What the exercise asks:
Below are the records; copy each line in which "TRUE" occurs.

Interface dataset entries
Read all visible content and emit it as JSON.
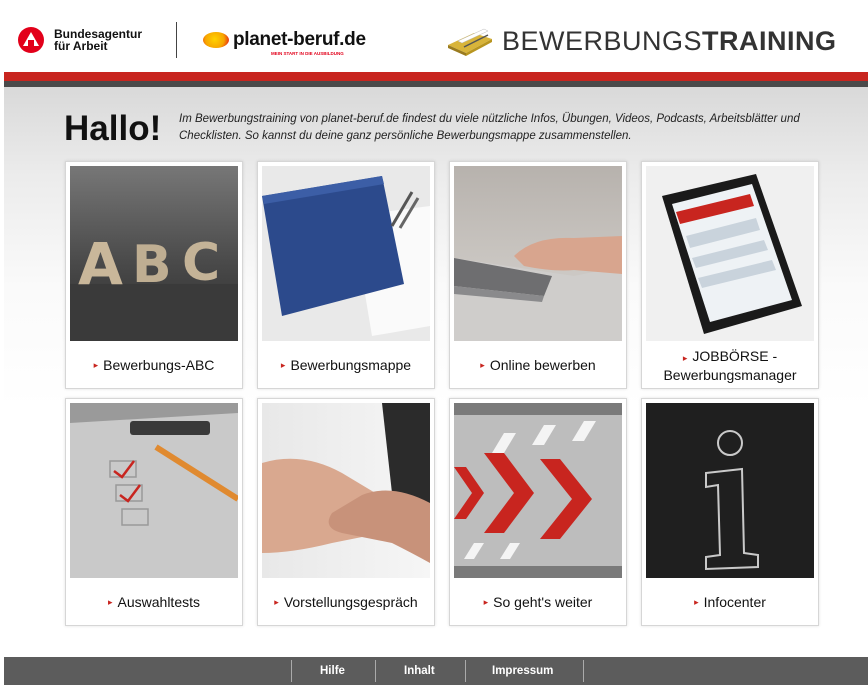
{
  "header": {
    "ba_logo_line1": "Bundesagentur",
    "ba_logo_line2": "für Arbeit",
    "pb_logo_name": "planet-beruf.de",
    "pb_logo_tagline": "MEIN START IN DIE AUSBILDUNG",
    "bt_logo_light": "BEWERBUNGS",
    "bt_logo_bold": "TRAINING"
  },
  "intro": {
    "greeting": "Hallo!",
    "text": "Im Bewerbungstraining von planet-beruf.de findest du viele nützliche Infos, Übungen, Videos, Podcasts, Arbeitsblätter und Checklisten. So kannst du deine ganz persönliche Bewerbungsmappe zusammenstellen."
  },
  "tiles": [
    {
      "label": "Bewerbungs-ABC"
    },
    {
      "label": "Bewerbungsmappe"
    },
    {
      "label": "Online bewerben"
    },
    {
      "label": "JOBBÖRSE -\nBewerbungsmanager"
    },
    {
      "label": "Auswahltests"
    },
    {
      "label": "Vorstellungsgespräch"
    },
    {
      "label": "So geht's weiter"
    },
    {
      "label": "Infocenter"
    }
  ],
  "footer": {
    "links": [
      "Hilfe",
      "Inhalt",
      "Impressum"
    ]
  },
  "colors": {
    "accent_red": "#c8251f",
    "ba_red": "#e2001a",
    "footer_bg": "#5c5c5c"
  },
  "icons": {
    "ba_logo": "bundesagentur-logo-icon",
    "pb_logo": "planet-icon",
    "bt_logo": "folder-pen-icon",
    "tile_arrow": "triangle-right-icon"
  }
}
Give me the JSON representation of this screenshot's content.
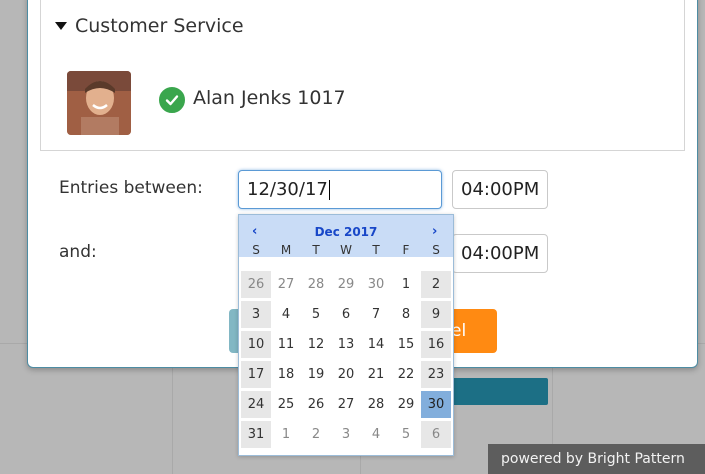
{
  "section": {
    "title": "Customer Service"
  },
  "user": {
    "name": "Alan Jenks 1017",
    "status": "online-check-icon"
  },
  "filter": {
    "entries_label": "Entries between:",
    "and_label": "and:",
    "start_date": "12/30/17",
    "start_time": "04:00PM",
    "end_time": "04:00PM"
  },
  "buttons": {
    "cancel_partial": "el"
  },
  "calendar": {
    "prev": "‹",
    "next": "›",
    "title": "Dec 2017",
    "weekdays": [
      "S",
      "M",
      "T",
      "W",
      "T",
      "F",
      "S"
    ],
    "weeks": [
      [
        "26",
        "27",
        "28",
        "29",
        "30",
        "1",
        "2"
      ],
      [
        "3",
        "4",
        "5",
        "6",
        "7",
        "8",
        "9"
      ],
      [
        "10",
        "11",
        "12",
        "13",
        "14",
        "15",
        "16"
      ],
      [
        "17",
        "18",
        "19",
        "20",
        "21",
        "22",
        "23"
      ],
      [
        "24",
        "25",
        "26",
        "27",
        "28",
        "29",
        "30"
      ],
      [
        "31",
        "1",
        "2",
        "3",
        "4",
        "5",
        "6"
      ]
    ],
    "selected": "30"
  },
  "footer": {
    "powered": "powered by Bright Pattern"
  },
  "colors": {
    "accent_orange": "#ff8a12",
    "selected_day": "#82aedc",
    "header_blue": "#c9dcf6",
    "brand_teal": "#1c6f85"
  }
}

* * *

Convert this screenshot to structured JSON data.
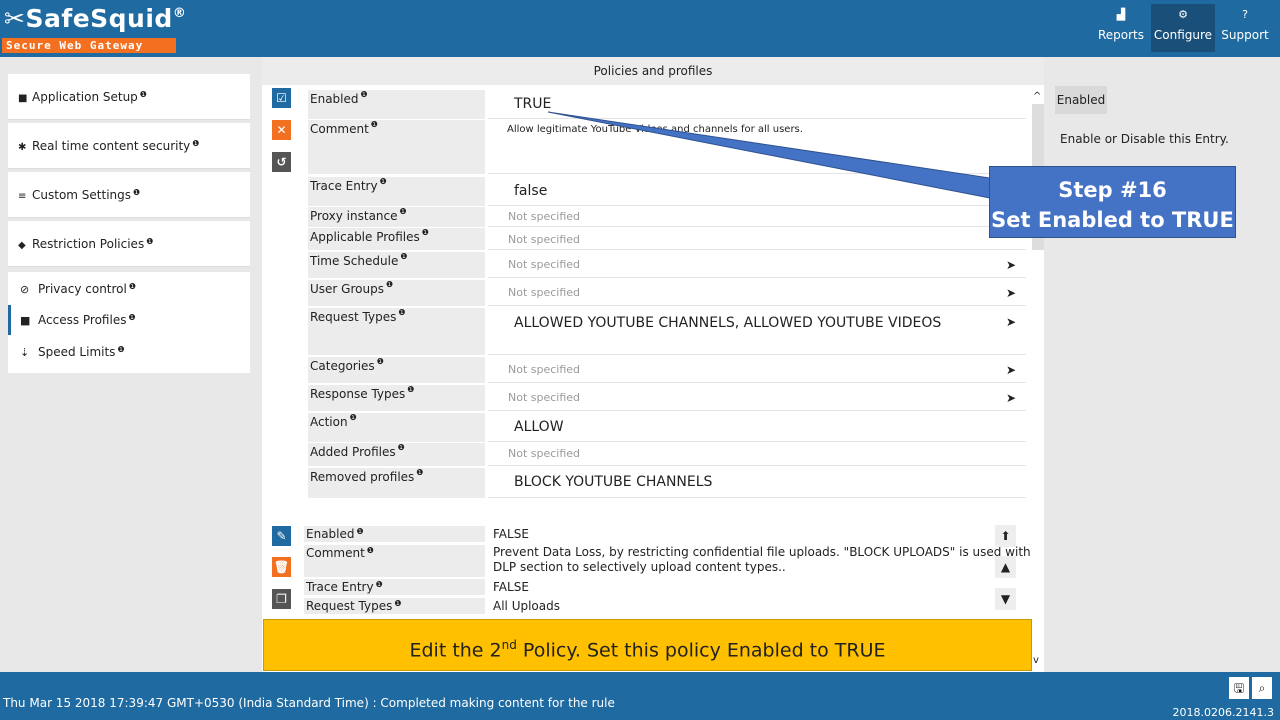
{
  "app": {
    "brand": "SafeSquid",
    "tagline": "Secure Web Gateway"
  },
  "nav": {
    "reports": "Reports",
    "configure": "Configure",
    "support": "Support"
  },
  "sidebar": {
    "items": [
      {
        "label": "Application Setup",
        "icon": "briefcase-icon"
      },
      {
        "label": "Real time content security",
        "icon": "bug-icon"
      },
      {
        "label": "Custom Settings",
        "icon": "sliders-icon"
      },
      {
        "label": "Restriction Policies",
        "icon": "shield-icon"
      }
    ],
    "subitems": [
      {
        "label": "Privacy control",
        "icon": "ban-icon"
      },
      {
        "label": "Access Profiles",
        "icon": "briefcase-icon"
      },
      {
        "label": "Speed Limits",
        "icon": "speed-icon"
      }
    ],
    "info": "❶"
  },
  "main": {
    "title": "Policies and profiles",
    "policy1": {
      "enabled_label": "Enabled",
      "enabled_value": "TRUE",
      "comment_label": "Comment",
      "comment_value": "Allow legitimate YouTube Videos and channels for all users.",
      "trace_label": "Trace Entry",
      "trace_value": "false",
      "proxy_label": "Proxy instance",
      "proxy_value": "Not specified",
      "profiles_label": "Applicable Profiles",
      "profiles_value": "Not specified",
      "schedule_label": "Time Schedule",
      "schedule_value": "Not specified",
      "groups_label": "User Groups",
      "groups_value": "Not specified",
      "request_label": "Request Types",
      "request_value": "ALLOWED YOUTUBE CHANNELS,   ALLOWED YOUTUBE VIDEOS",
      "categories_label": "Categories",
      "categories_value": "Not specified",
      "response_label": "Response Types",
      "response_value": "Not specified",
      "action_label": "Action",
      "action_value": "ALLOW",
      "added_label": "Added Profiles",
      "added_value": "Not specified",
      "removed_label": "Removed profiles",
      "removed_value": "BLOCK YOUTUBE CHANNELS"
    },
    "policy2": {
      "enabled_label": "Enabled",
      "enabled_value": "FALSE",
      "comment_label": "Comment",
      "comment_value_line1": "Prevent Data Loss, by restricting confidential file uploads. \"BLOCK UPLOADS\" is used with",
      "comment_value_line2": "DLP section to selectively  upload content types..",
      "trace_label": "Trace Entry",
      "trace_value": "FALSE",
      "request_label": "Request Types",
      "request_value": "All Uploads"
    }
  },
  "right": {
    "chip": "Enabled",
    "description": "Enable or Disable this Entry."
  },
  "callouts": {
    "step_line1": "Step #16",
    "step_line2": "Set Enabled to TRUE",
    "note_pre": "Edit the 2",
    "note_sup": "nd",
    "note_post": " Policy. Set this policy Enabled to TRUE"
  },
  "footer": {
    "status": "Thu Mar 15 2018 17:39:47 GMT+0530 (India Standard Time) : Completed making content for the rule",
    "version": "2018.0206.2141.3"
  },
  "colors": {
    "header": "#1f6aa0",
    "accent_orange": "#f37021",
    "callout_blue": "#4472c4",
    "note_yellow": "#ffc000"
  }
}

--

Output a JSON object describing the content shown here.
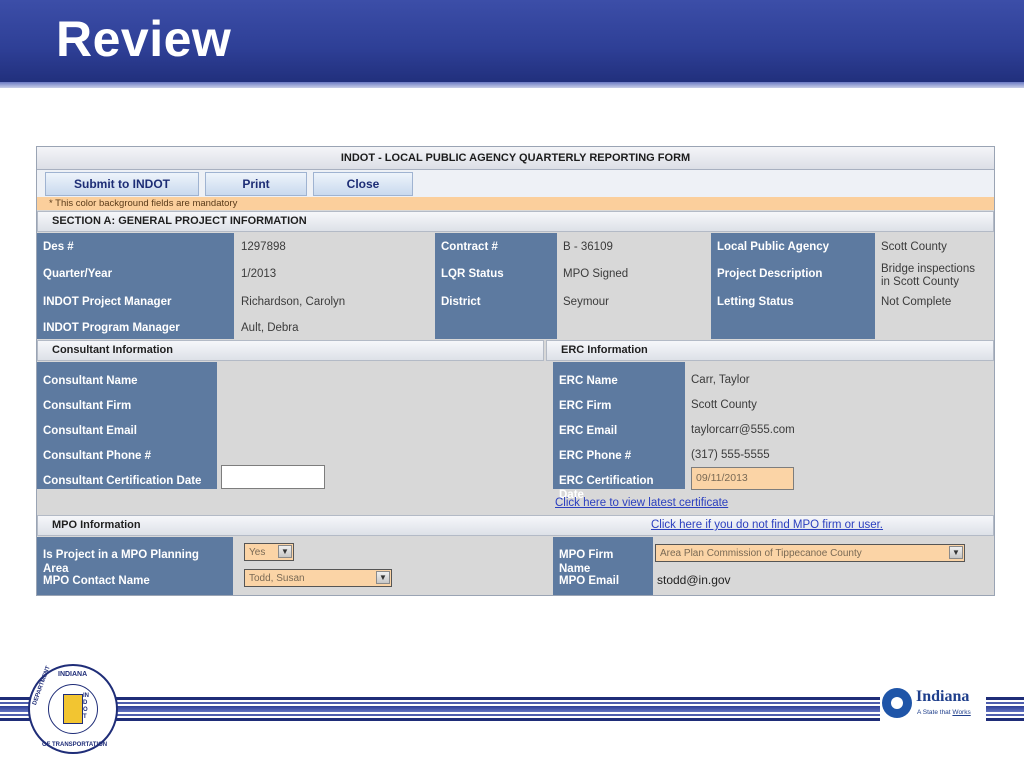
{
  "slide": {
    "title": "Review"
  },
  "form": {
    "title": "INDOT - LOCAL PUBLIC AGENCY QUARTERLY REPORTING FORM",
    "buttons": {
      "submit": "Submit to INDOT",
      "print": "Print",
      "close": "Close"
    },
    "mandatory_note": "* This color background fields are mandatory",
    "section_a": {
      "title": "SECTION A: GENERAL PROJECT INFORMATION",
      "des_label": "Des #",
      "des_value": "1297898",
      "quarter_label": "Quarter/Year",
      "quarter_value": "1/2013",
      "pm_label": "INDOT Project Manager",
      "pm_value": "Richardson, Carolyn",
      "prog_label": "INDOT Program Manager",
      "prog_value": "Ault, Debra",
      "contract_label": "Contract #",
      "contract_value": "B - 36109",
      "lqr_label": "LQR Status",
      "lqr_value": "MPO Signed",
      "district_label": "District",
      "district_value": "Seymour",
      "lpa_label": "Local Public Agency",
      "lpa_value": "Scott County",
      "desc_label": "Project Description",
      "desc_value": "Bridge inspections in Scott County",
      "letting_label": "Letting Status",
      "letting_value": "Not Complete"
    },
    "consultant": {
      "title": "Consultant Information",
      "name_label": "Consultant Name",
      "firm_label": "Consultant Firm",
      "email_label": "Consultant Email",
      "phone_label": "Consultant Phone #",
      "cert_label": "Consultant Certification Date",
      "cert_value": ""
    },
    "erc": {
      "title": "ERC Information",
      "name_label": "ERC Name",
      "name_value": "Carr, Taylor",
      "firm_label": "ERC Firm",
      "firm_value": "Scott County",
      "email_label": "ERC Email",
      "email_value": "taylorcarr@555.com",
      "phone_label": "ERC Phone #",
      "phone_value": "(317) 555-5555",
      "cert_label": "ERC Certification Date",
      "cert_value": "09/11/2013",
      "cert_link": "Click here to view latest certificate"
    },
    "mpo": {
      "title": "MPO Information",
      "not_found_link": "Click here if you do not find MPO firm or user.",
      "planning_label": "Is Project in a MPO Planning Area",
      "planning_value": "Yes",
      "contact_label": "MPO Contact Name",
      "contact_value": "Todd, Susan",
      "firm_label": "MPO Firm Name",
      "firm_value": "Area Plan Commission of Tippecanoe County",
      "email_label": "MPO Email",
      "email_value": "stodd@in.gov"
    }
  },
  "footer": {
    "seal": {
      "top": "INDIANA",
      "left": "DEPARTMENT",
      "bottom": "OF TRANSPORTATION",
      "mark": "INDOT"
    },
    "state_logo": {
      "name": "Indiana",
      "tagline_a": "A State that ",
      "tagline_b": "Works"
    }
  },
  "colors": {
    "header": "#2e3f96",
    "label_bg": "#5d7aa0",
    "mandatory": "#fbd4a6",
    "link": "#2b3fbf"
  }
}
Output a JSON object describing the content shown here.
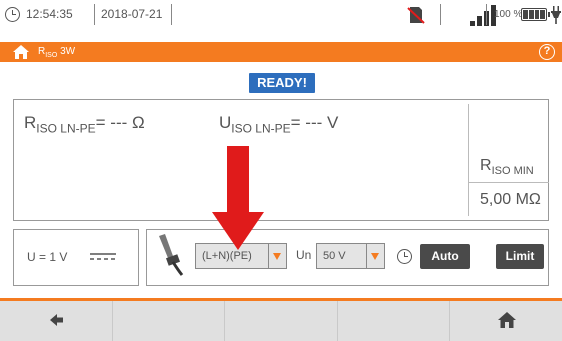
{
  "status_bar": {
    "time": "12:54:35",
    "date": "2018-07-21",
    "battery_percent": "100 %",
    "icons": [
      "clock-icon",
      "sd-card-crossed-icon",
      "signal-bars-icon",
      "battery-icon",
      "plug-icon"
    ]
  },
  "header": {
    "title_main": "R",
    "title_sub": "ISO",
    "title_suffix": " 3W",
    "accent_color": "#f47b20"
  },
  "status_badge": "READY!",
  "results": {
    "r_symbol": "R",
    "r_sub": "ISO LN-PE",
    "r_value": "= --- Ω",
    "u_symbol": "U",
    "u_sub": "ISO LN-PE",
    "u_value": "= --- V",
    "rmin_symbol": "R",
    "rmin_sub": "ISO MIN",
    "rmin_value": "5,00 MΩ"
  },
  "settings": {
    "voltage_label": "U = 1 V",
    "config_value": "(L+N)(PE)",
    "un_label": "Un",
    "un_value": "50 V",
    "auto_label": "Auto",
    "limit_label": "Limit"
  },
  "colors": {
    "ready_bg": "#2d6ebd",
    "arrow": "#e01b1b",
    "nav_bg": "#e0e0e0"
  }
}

Problem solution:
      "enabled_value": "TRUE",
    "step_line2": "Set Enabled to TRUE",
    "note_post": " Policy. Set this policy Enabled to TRUE"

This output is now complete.